# YOUR ASSIGNMENT:
Every record must appear in your copy exactly as written, with no pictures.

# Stored data:
####################

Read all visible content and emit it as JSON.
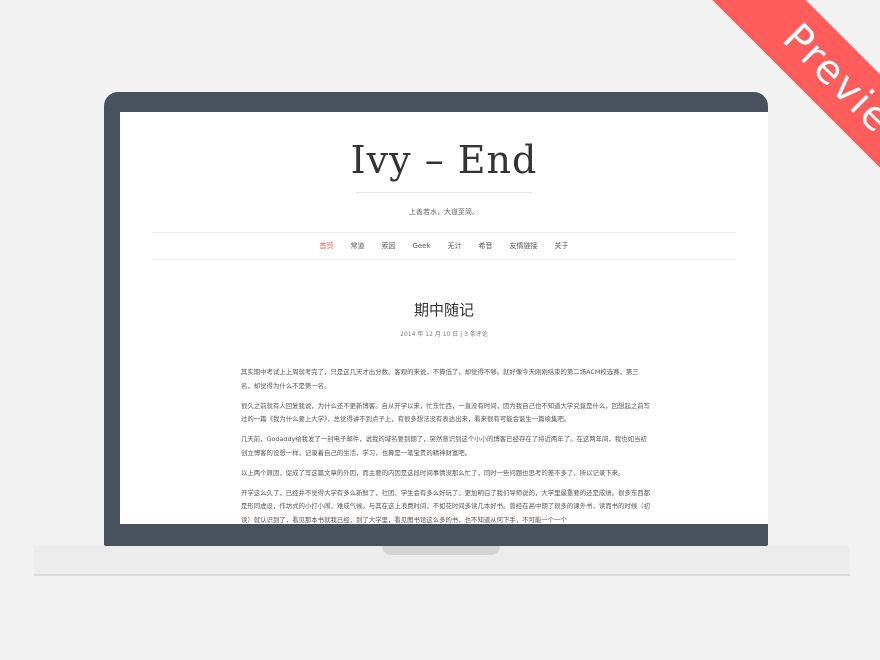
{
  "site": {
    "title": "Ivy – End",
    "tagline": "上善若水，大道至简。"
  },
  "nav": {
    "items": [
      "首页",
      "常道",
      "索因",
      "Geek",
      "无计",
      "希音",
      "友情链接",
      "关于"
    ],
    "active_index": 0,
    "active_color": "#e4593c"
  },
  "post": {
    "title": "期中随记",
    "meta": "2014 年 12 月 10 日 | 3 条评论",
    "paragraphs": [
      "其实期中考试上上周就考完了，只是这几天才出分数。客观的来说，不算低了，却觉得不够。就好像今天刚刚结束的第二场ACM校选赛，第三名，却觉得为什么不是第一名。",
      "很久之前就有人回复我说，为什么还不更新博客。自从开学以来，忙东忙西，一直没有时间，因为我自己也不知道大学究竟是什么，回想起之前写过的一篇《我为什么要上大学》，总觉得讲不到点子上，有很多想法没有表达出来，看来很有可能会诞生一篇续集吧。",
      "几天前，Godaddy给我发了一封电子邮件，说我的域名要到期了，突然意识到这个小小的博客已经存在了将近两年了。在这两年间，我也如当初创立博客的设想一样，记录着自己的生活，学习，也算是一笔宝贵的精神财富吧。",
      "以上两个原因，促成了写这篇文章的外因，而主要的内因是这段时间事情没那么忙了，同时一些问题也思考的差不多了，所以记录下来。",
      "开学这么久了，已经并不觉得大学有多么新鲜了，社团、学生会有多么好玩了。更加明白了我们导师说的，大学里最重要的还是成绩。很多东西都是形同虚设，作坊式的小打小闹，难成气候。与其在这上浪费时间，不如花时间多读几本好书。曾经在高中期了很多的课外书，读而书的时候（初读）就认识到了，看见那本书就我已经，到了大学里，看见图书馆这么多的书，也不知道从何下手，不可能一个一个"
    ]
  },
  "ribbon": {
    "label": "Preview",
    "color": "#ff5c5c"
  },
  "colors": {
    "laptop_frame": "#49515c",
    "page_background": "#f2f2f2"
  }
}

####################

# YOUR SOLUTION:
Read all visible content and emit it as JSON.
{
  "site": {
    "title": "Ivy – End",
    "tagline": "上善若水，大道至简。"
  },
  "nav": {
    "items": [
      "首页",
      "常道",
      "索因",
      "Geek",
      "无计",
      "希音",
      "友情链接",
      "关于"
    ],
    "active_index": 0,
    "active_color": "#e4593c"
  },
  "post": {
    "title": "期中随记",
    "meta": "2014 年 12 月 10 日 | 3 条评论",
    "paragraphs": [
      "其实期中考试上上周就考完了，只是这几天才出分数。客观的来说，不算低了，却觉得不够。就好像今天刚刚结束的第二场ACM校选赛，第三名，却觉得为什么不是第一名。",
      "很久之前就有人回复我说，为什么还不更新博客。自从开学以来，忙东忙西，一直没有时间，因为我自己也不知道大学究竟是什么，回想起之前写过的一篇《我为什么要上大学》，总觉得讲不到点子上，有很多想法没有表达出来，看来很有可能会诞生一篇续集吧。",
      "几天前，Godaddy给我发了一封电子邮件，说我的域名要到期了，突然意识到这个小小的博客已经存在了将近两年了。在这两年间，我也如当初创立博客的设想一样，记录着自己的生活，学习，也算是一笔宝贵的精神财富吧。",
      "以上两个原因，促成了写这篇文章的外因，而主要的内因是这段时间事情没那么忙了，同时一些问题也思考的差不多了，所以记录下来。",
      "开学这么久了，已经并不觉得大学有多么新鲜了，社团、学生会有多么好玩了。更加明白了我们导师说的，大学里最重要的还是成绩。很多东西都是形同虚设，作坊式的小打小闹，难成气候。与其在这上浪费时间，不如花时间多读几本好书。曾经在高中期了很多的课外书，读而书的时候（初读）就认识到了，看见那本书就我已经，到了大学里，看见图书馆这么多的书，也不知道从何下手，不可能一个一个"
    ]
  },
  "ribbon": {
    "label": "Preview",
    "color": "#ff5c5c"
  },
  "colors": {
    "laptop_frame": "#49515c",
    "page_background": "#f2f2f2"
  }
}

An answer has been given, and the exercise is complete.